FLORIDA, USA — A new Florida rule surrounding medical marijuana license applications is being called discriminatory against Black farmers by the state's agricultural commissioner, Nikki Fried, who is running for governor. She's now asking for a full-on investigation into it.
Last week, the Florida Department of Health passed the emergency rule. In it, the state established a separate medical marijuana treatment center application process for farmers who are recognized class members of the Pigford Cases – a 1999 class-action discrimination lawsuit between the U.S. Department of Agriculture and Black farmers.
The suit claimed the federal agency had discriminated against Black farmers and failed to investigate complaints from 1983 to 1997. The USDA would eventually settle, distributing nearly $1 billion to 16,000 farmers. However, a consent decree allowed thousands of new claims to be accepted.
Florida farmers who are recognized class members under the lawsuit will not only have to complete a separate medical marijuana license under the emergency rule but also pay a non-refundable $146,000 fee.
Fried claims the fee is more than double what other farmers pay and adds more "extensive" requirements.
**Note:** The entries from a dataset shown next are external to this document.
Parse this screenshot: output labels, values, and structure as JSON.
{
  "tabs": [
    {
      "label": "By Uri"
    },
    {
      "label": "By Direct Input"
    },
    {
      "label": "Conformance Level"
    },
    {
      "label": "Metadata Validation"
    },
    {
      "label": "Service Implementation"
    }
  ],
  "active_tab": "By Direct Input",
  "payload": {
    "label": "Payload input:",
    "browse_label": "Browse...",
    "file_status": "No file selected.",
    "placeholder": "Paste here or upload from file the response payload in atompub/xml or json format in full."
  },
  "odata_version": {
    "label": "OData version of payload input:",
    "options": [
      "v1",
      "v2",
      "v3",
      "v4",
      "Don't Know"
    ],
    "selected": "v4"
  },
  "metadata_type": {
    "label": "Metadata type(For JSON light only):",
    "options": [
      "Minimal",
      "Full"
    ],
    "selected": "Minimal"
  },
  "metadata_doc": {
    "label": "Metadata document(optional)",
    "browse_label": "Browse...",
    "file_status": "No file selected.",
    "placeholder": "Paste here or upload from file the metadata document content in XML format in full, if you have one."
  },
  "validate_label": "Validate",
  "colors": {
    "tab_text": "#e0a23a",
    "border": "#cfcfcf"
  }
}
In a letter sent to Florida Attorney General Ashley Moody and Florida's Chief Inspector General Melinda Miguel, Fried wrote she fears the rule was created with "discriminatory intent."
"However, regardless of the intent, it will most certainly have a discriminatory effect," Fried wrote. She is calling on FDOH to revise the rule by making the requirements equal to those of other license applicants. She is also requesting the state begin its investigation into any discriminatory intent immediately.
For years, Black farmers have faced discrimination from the U.S. Department of Agriculture. In 1920, USDA reported more than 900,000 Black farmers made up the 6.4 million total farmers who worked in the U.S. A recent survey done by the department in 2017 revealed that the number has dwindled to just 45,508.